But I don't. In fact, I've unabashedly loved "Scrubs" from its fourth episode onward. That episode, "My Old Lady," was the first that nailed down the show's silly/serious rhythms. It was a revelation, especially at a time when network comedy hadn't yet shaken its married-oaf-with-smokin'-wife fixation. Then as now, "Scrubs" wasn't like anything else on TV.
What made it unique, I think, was how it flashed its heart from day one. Most comedies start asking us to invest in the emotional lives of its characters when the jokes run dry (this is why "The Office" hasn't been watchable in 18 months). "Scrubs," however, took pains to remind viewers of the dramatic stakes even as it programmed its characters to strut, sing, squeal, soliloquize and screw. It never forgot that this balance was the key to its appeal and, as a result, remained interesting long after the characters had become as familiar as kin. If "Scrubs" isn't one of the top 10 TV comedies of all time, it belongs in the discussion.
Of course, over the last few years, "Scrubs" has evolved from The Little Sitcom That Could to The Show That Won't Die, surviving two networks, one abridged season, 247 time slots and five straight years on the cancellation bubble. So it makes perfect sense, in a completely nonsensical way, that "Scrubs" would return to the air seven months after its finale.
That finale might be the reason so many fans seem to resent the show's casual exhumation. Few series have ended with an episode so note-perfect, both from a providing-narrative-closure perspective and a sate-the-disciples one (the episode revealed the Janitor's name ... then un-revealed it 12 seconds later). The affecting final sequence in particular managed to stay true to the series' tone and chart out a possible future for its protagonists, without resorting to gimmicks. That's no easy feat.
Alas, with "Scrubs" reanimating this week, that lovely farewell now has the feel of a false alarm. To hear creator Bill Lawrence tell it, bringing back "Scrubs" was as much a charitable decision -- to keep tens of crew members employed -- as an artistic one. It's not a surprise, then, that the new "Scrubs" feels incredibly labored, more like an obligation than a creative pursuit.

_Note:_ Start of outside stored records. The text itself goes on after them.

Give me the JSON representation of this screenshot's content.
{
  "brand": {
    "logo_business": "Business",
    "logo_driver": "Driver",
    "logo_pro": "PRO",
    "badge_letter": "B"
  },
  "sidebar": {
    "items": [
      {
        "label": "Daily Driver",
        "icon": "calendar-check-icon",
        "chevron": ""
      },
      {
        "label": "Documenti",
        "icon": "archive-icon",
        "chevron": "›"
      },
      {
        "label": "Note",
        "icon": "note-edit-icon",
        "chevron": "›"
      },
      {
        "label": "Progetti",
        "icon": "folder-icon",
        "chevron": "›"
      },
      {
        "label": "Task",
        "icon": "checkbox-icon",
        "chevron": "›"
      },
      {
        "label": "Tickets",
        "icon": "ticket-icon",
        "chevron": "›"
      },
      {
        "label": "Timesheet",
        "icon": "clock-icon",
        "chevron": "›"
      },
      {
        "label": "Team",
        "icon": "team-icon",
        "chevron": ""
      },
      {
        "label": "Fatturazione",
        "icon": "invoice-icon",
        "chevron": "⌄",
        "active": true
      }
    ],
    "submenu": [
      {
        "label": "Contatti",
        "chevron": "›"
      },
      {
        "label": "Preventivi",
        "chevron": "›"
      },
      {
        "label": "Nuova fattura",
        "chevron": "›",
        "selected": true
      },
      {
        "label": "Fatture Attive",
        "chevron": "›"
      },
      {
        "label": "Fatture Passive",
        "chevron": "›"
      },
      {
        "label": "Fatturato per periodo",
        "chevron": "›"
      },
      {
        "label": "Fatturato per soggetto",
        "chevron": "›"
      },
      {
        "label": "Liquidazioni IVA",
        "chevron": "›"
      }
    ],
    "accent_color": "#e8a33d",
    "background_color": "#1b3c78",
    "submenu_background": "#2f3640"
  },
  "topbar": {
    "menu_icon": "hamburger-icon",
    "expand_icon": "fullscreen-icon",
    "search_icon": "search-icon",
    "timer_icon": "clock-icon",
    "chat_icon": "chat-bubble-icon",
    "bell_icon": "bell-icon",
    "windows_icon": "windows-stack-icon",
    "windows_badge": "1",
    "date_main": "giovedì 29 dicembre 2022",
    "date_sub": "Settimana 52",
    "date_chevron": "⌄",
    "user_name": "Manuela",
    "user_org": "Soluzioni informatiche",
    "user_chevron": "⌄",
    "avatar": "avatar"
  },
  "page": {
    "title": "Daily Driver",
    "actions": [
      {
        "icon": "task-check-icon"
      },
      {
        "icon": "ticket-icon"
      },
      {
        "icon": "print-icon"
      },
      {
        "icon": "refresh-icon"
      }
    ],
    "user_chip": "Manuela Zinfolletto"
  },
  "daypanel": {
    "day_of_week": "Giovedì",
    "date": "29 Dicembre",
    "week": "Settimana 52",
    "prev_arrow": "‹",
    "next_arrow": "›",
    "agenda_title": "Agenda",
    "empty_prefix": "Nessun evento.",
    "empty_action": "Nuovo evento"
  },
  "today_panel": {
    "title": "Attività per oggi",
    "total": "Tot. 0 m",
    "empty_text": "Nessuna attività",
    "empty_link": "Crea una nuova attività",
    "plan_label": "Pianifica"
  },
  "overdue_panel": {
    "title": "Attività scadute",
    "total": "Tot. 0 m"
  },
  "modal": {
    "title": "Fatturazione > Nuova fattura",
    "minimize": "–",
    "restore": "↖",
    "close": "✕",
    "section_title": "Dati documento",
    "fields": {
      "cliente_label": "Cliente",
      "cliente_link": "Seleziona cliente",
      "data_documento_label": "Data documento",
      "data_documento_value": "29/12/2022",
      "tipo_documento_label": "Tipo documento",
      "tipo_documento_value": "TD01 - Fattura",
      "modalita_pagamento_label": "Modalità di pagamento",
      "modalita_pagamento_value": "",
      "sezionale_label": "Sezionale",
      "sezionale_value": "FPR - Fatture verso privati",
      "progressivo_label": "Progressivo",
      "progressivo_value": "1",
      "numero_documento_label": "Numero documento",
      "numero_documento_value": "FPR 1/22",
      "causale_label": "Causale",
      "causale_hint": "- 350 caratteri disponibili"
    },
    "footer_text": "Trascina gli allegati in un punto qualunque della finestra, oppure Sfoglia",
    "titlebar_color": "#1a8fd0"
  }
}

Here's how "Scrubs" v.2.0 differs from the series put to bed last May. Only two of the core cast members reprise their roles on a regular basis, though most of the others (including Zach Braff) drop in sporadically. The setting has meandered from a teaching hospital to a medical college. The words "Med School" have been tacked on after "Scrubs" during the opening title sequence, which features a sped-up take on the original theme song.
Beyond that, and despite Lawrence's claims that he views this incarnation of "Scrubs" as an entity of its own, the new "Scrubs" is simply a less-endearing rehash of the old "Scrubs." Once again, there is a voiceover, three fetching young characters who struggle with their insecurities and a handful of simultaneously abrasive and supportive authority figures. There are fantasy sequences and jazz hands and dramatic reversals involving patients. It plays like a rejected pilot for the original show.
I feel particularly bad for the three cast newbies. After two episodes, I remember the name of exactly one of their characters (Lucy -- and that's only because she's comedically over-matched in every scene). They're game, as is everyone associated with the show, but they've only had so much to work with so far: a Lifetime movie fantasy sequence featuring "safely ethnic dreamboat" Antonio Sabato Jr. and funny bits about "wing-moms" and "nach-bros" (well, they were funny in context, anyway). That ain't much for 22 minutes' worth of comedy.
The bottom line is this: I'm as biased as can be, and even I can't talk myself into finding something to like about the new "Scrubs." I'll keep watching out of curiosity and gratitude -- "Scrubs" has given me eight uniformly entertaining seasons, so I owe it at least a few more episodes -- but I don't see how the show can readjust on the fly in a way that would satisfy either hard-core fans or newcomers. This won't end well.